By: Tessa Valadez
Audrey Hepburn is my favorite. Hands down. She has such an incredible presence in films and brings with her a genuine delight to her roles. I’ve watched so many of her films, but one that seemed evasive over the past couple of years was Funny Face. Don’t gasp or say, “You love Audrey Hepburn, but you’ve never seen Funny Face?” No. But I have now, so all is right with the world again. Before I begin, please allow me to draw you into a memorable scene that caught my attention. Not only do I love the blocking and lighting, but the conversation is what got the cogs churning in my mind:

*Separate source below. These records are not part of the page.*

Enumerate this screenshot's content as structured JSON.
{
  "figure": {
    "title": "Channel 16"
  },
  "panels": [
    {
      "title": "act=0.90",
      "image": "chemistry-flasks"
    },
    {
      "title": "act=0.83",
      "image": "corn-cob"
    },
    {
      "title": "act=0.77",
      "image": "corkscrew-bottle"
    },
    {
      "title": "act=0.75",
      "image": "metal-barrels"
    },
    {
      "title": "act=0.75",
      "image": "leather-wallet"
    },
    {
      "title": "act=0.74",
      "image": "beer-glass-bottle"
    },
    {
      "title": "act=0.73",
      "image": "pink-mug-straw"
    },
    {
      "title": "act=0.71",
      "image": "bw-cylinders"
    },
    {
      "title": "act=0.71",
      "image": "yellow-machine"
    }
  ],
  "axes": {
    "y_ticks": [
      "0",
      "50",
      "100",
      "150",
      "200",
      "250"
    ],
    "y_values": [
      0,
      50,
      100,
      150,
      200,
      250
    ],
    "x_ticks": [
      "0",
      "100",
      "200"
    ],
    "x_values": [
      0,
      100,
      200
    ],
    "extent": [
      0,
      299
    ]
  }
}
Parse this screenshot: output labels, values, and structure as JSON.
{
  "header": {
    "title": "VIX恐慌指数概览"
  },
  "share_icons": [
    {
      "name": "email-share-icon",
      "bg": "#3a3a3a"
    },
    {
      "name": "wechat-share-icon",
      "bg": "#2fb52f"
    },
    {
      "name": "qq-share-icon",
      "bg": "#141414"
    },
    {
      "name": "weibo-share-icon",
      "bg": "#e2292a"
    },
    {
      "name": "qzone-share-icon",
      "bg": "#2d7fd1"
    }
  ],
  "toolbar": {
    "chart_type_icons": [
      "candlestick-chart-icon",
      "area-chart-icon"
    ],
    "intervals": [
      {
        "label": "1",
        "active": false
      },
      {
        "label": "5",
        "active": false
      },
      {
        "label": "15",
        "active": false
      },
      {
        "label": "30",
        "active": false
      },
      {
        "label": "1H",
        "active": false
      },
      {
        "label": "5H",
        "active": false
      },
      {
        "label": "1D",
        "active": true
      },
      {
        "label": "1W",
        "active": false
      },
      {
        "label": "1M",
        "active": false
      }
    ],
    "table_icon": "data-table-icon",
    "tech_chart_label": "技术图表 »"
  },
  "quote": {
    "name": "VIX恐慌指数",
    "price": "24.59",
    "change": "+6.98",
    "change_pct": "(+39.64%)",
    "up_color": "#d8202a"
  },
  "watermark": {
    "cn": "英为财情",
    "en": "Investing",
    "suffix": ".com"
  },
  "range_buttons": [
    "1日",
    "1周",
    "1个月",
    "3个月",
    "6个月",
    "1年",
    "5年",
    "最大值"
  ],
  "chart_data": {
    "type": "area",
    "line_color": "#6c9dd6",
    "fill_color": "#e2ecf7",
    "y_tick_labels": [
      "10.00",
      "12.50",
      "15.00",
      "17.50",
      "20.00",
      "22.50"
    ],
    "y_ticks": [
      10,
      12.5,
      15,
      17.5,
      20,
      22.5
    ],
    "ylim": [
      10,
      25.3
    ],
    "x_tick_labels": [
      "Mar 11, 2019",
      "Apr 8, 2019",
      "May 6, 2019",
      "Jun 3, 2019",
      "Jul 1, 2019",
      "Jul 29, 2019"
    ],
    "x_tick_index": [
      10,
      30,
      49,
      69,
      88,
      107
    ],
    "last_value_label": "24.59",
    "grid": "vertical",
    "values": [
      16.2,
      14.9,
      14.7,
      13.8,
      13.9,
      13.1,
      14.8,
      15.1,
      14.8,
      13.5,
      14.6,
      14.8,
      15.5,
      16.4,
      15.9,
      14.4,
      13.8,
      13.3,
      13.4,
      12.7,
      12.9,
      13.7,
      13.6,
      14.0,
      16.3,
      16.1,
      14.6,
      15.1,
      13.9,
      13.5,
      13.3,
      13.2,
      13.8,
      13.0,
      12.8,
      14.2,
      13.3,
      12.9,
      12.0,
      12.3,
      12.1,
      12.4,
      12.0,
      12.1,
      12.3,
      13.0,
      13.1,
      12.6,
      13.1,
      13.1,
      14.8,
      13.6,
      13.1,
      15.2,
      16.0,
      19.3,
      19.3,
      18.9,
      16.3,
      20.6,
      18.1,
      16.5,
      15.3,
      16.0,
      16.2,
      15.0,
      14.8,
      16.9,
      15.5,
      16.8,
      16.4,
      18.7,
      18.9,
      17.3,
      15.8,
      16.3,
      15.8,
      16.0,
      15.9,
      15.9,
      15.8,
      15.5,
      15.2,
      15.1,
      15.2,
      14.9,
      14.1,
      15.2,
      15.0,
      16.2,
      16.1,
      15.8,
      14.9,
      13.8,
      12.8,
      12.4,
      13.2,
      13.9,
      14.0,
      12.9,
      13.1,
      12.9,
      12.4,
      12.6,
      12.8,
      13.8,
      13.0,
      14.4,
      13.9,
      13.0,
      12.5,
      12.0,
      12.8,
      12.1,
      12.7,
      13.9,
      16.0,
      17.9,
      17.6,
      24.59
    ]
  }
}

No, I’m not going romantic on you. I want to speak on empathy. Audrey Hepburn’s character, Jo Stockton, is a girl wrapped up in books, philosophy, and all things head knowledge. Then Fred Astaire, who plays the character of Dick Avery, comes along and introduces her to a completely different world — heart. Throughout the rest of the film I watched a bobbing of dynamics from one side of the playing field to the other: head vs. heart. The way they merge? Through community with one another. I am Jo.
Growing up, I admired the laws and statutes God established in the Bible. I loved — and still love — the beauty created from order and the art mastered by discipline, but my head was wrapped up in a solid brick wall that only knew what it was to be the light of Christ on paper; and I was just beginning to scratch the surface of what it meant to be the light of Christ, in person, when I was attending a university. So when I stepped out from under the academic umbrella, a torrential downpour of experience came when Jesus took me to splash in the puddles and take a leap into the unknown. I became a physical representation of Christ’s love in the most vulnerable place I could go to: home. And it all began with my internship.
As I mentioned in the beginning of this year, I had never understood the world of missions except through the basic formula that: me + plane + foreign country + Jesus = missions. I had never been introduced to a higher math of mission work in my hometown. Funny how the greatest culture shock I think I have yet faced has been right at home.
God is bringing me from sympathy, to empathy.
Looking back, I realize I have been struggling to live from the safe distance that is sympathy — I seem to understand where others are coming from, but that is about as committed as I come. I’m going to take Jo’s definition further and say that empathy is not just putting oneself in someone else’s place, but committing to stick around and come alongside others.
Jo is introduced to a whole new perspective when Dick kisses her at the end of this clip. She sees there is more to her world than philosophy and books. I’m not saying it took a kiss for me to come around, but a community of families who daily exercise empathy and seek Jesus and his kingdom in all things. This is my experience with Border Fellows and Ciudad Nueva. Hearing a student’s hopes and fears when we’re making crafts, or laughing over jokes as I drive them home reveals Empathy’s beauty. My head has found empathy in community.
God has come in and invited me to see his heart for, not just the Ciudad Nueva community, but the world. Literally. Every person on this planet. God’s heart for us is to bear our burdens, to reach across the chasm of our brokenness and create a bridge to beauty. This is Jesus. This is Jesus in us.
I will never be the same.